Volcano Table, 2014
Walnut burl, blue bic pen and Steel
30h x 89w x 39d in
76.20h x 226.06w x 99.06d cm
This table originated as a collaboration of sorts between Denizen and gallerist Jason Jacques, as part of a thematic line of cut, carved, and sculpted burl shelves and tables meant specifically for what has been dubbed “the art collector lifestyle.” Within this broader body of work, the objects are completed only when the collector finally installs artworks on the piece and allows it to function. This is a collaborative process that begins with conception and ends with installation and achieves a number of important goals that dissolve traditional boundaries between producer and consumer, or artist and audience.
Rem Denizen, a Portland Oregon-based artist who co-founded the Bruce High Quality Foundation and works currently with OSAP (Open Source Art Process) projects uses his art to explore the nature of craft and delves deeply into the untapped subconscious for formal inspiration. Rather than traditionally construct a table with a top, legs, and stretchers and assemble it with screws, joints, and tenons, Denizen presents an object which is as much a form as a structure comprised of an undulant, organically shaped tabletop and what might only be called a base. The table top’s flat surface gives way to a rolling, rippling underside which tapers to meet its counterpart: a base of equally knotted wood which widens to form the foot of the table. The lower burl is tinged indigo with a finish of blue Bic pen ink, while the upper maintains its warm, natural tone. It is at once functional and sculptural, both familiar and foreign.

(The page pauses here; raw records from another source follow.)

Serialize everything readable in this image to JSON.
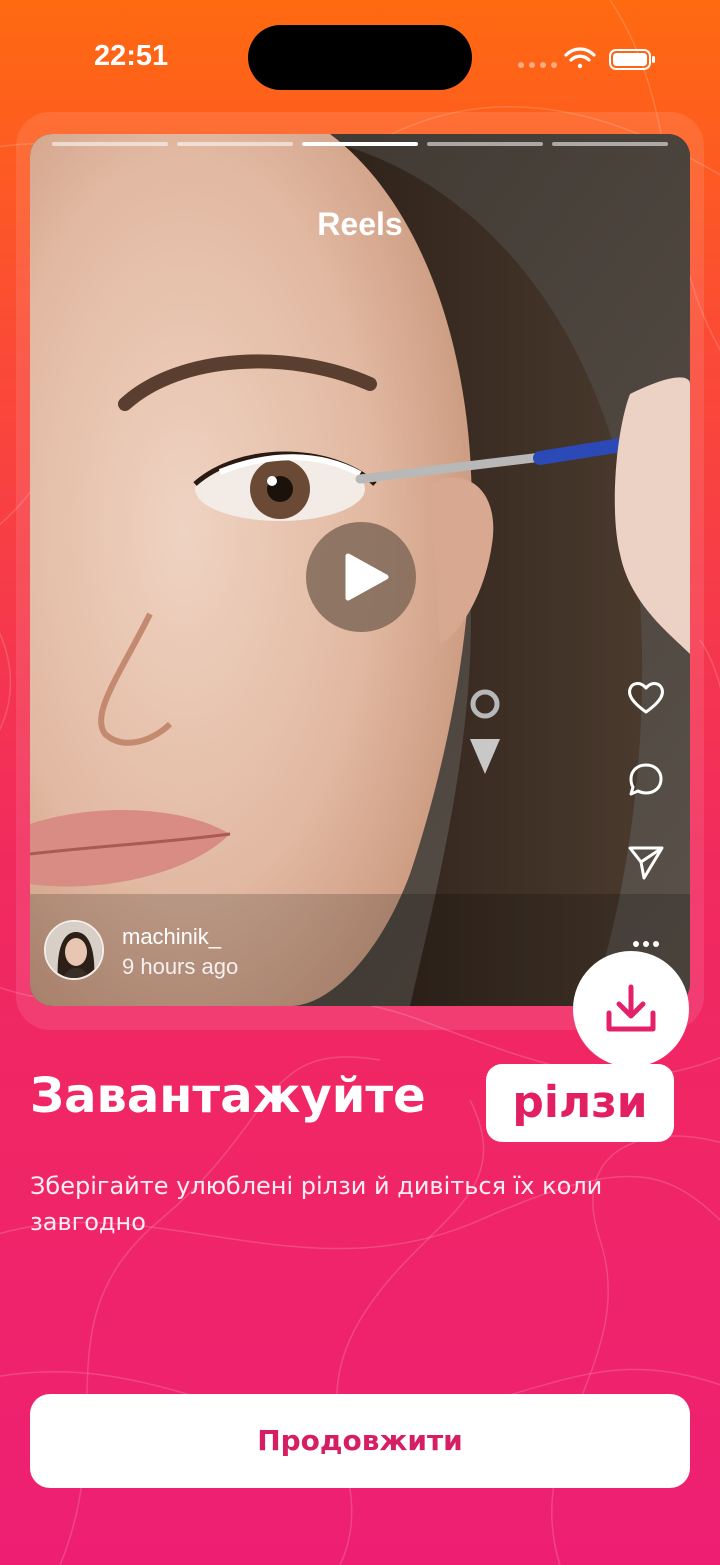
{
  "status_bar": {
    "time": "22:51",
    "icons": [
      "signal-icon",
      "wifi-icon",
      "battery-icon"
    ]
  },
  "reel": {
    "title": "Reels",
    "progress_segments": 5,
    "active_segment": 3,
    "author": {
      "username": "machinik_",
      "posted": "9 hours ago"
    },
    "side_actions": [
      "heart-icon",
      "comment-icon",
      "send-icon",
      "more-icon"
    ],
    "center_action": "play-icon"
  },
  "download_icon": "download-icon",
  "headline": {
    "text": "Завантажуйте",
    "highlight": "рілзи"
  },
  "subtitle": "Зберігайте улюблені рілзи й дивіться їх коли завгодно",
  "continue_button": "Продовжити",
  "colors": {
    "gradient_top": "#ff6a10",
    "gradient_bottom": "#ee1f73",
    "accent_text": "#e31f63",
    "button_text": "#d61e64"
  }
}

Denizen’s use of materials—specifically, the juxtaposition of walnut burl and a blue ink finish--is a marriage of extremes in every category, from origin to use. The ink from a Bic pen, an exemplar of the mass-produced standardization of consumer goods, stands in a stark contrast to the burl, a one-of-a-kind, irreplaceable accident of nature. Although at first glance this appears no different than the application of a commercial stain or lacquers to enhance the wood’s grain, the process of extracting the ink transforms the use of a benign and easily overlooked commercial product into a meditation on labor. The artist’s meticulous efforts to extract enough ink to cover the surface serves as a reminder of the role of the artist and craftsman in augmenting nature through work. Denizen’s table also subverts the normal hierarchy of materials and claims that ink from a ballpoint pen is as fine a material to work with as a walnut burl. The distinction we create between high and low means of artistic production, the table illustrates, is a false construct.

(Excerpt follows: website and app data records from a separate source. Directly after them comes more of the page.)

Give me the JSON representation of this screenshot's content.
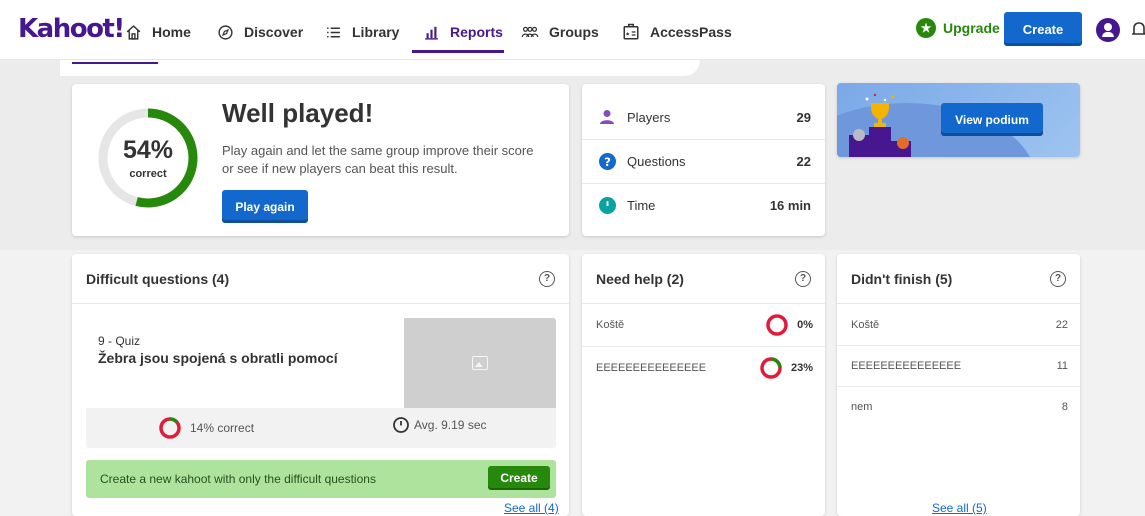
{
  "nav": {
    "logo": "Kahoot!",
    "items": [
      {
        "label": "Home",
        "icon": "home-icon"
      },
      {
        "label": "Discover",
        "icon": "compass-icon"
      },
      {
        "label": "Library",
        "icon": "list-icon"
      },
      {
        "label": "Reports",
        "icon": "bar-chart-icon",
        "active": true
      },
      {
        "label": "Groups",
        "icon": "group-icon"
      },
      {
        "label": "AccessPass",
        "icon": "accesspass-icon"
      }
    ],
    "upgrade_label": "Upgrade",
    "create_label": "Create"
  },
  "summary": {
    "percent": "54%",
    "percent_value": 0.54,
    "percent_sub": "correct",
    "title": "Well played!",
    "description": "Play again and let the same group improve their score or see if new players can beat this result.",
    "play_again_label": "Play again"
  },
  "stats": [
    {
      "label": "Players",
      "value": "29",
      "icon": "player-icon"
    },
    {
      "label": "Questions",
      "value": "22",
      "icon": "question-icon"
    },
    {
      "label": "Time",
      "value": "16 min",
      "icon": "clock-icon"
    }
  ],
  "podium": {
    "button_label": "View podium"
  },
  "difficult": {
    "title": "Difficult questions (4)",
    "quiz_type": "9 - Quiz",
    "question": "Žebra jsou spojená s obratli pomocí",
    "correct_text": "14% correct",
    "correct_value": 0.14,
    "avg_text": "Avg. 9.19 sec",
    "create_text": "Create a new kahoot with only the difficult questions",
    "create_label": "Create",
    "see_all": "See all (4)"
  },
  "need_help": {
    "title": "Need help (2)",
    "rows": [
      {
        "name": "Koště",
        "value": "0%",
        "fraction": 0.0
      },
      {
        "name": "EEEEEEEEEEEEEEE",
        "value": "23%",
        "fraction": 0.23
      }
    ]
  },
  "didnt_finish": {
    "title": "Didn't finish (5)",
    "rows": [
      {
        "name": "Koště",
        "value": "22"
      },
      {
        "name": "EEEEEEEEEEEEEEE",
        "value": "11"
      },
      {
        "name": "nem",
        "value": "8"
      }
    ],
    "see_all": "See all (5)"
  },
  "colors": {
    "brand": "#46178f",
    "primary": "#1368ce",
    "success": "#26890c",
    "danger": "#e21b3c"
  }
}
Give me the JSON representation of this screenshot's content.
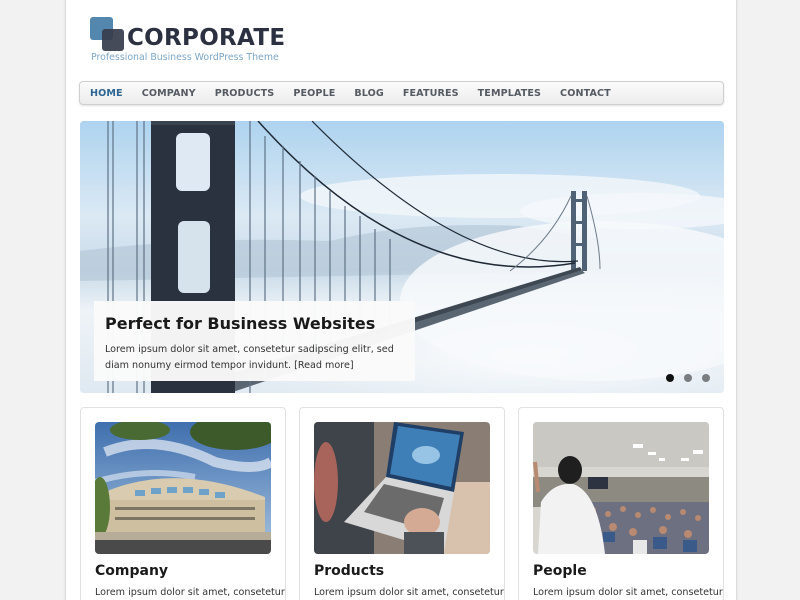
{
  "site": {
    "title": "CORPORATE",
    "tagline": "Professional Business WordPress Theme",
    "colors": {
      "accent": "#2e6593",
      "logo_light": "#5487ad",
      "logo_dark": "#363c4b",
      "tagline": "#7da6c6"
    }
  },
  "nav": {
    "items": [
      {
        "label": "HOME",
        "active": true
      },
      {
        "label": "COMPANY",
        "active": false
      },
      {
        "label": "PRODUCTS",
        "active": false
      },
      {
        "label": "PEOPLE",
        "active": false
      },
      {
        "label": "BLOG",
        "active": false
      },
      {
        "label": "FEATURES",
        "active": false
      },
      {
        "label": "TEMPLATES",
        "active": false
      },
      {
        "label": "CONTACT",
        "active": false
      }
    ]
  },
  "slider": {
    "image": "golden-gate-bridge-in-fog",
    "caption_title": "Perfect for Business Websites",
    "caption_text": "Lorem ipsum dolor sit amet, consetetur sadipscing elitr, sed diam nonumy eirmod tempor invidunt.",
    "read_more": "[Read more]",
    "slide_count": 3,
    "active_slide": 1
  },
  "cards": [
    {
      "title": "Company",
      "text": "Lorem ipsum dolor sit amet, consetetur",
      "image": "office-building"
    },
    {
      "title": "Products",
      "text": "Lorem ipsum dolor sit amet, consetetur",
      "image": "laptop-on-lap"
    },
    {
      "title": "People",
      "text": "Lorem ipsum dolor sit amet, consetetur",
      "image": "presenter-and-audience"
    }
  ]
}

One of Denizen’s strength is the ability to illicit poignant, and often latent, associations that hover in the symbolic space around his work like ideas in a dream. Subtly, the sight of ballpoint pen on wood elicits thoughts of school desk scribbles and graffiti, of youth, of the natural wear to which objects of utility are subjected. Yet, here too Denizen does not choose a side but creates opportunities for ambiguity and tension, for the ink does not mar the burl’s surface but subsumes and enlivens it. Rather than a fault, or evidence of mindless defacing, the blue tone is a finish. It transforms the relationship between ink and wood with deliberate intentionality.

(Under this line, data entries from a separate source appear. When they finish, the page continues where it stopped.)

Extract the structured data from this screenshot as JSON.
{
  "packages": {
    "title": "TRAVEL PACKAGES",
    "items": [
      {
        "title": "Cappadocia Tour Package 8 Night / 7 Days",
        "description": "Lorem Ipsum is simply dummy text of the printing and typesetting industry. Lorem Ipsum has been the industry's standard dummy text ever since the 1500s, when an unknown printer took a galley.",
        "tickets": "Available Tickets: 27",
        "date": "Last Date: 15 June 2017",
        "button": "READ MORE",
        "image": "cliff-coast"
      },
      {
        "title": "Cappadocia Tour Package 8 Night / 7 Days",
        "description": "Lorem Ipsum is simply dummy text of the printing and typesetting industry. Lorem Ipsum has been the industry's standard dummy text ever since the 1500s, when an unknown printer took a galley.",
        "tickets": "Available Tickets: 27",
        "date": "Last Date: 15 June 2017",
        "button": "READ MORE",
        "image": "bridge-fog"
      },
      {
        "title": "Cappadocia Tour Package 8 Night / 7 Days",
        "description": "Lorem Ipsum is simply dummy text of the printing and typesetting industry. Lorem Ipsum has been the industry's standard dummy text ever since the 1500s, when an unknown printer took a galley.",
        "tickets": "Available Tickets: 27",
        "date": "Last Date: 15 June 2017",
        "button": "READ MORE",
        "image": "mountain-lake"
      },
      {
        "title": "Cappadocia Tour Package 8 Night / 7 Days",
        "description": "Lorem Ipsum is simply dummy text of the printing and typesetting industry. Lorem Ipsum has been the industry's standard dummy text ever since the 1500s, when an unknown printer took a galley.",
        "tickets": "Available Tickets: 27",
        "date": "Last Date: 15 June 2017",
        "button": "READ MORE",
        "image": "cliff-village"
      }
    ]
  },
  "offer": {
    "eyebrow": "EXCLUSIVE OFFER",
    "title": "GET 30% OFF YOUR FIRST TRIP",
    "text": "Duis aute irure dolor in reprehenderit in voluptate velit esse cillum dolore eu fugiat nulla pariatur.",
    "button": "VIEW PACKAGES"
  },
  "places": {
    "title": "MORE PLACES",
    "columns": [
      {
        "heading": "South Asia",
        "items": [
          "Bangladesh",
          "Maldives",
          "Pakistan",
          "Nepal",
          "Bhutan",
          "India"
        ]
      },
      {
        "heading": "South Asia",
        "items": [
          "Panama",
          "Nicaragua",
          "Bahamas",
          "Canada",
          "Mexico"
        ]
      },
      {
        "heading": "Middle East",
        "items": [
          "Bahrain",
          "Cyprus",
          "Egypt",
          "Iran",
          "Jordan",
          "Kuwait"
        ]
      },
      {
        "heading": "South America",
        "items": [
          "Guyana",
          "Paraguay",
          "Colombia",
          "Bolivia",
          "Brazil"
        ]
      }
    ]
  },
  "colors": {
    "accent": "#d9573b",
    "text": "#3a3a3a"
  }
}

Inherently asymmetrical, the form of this table emphasizes its nature as a series of oppositions. There is a sense of the surreal in the precarious quasi-cantilever the bilateral halves of the table form as they sit, joined at their tapering points, atop one-another. Viewed from the side, the table is an excellent example of an ongoing themes in Denizen’s work— self-reflexivity, mirroring, and split fields of vision produced via bisection, cross-section, and an endless play on bilateral symmetry and asymmetry. The flow of contrasts, visual, material, and conceptual, continues through to its use and function as a table. Unlike many pieces of furniture, this is an object in which not only form but essential character and use are privileged over function.
This table originated as a collaboration of sorts between Denizen and gallerist Jason Jacques, as part of a thematic line of cut, carved, and sculpted burl shelves and tables meant specifically for what has been dubbed “the art collector lifestyle.” Within this broader body of work, the objects are completed only when the collector finally installs artworks on the piece and allows it to function. This is a collaborative process that begins with conception and ends with installation and achieves a number of important goals that dissolve traditional boundaries between producer and consumer, or artist and audience. In giving the final step of completion to the owner, Denizen literally brings the creative process home by including the collector or interior designer in the process of creation. He obliterates the boundaries that typically separate user from maker and posits that curation is a continuation of the artistic process— a notion supported by the popular view in postmodern critical thought that art is simply the practice of representation.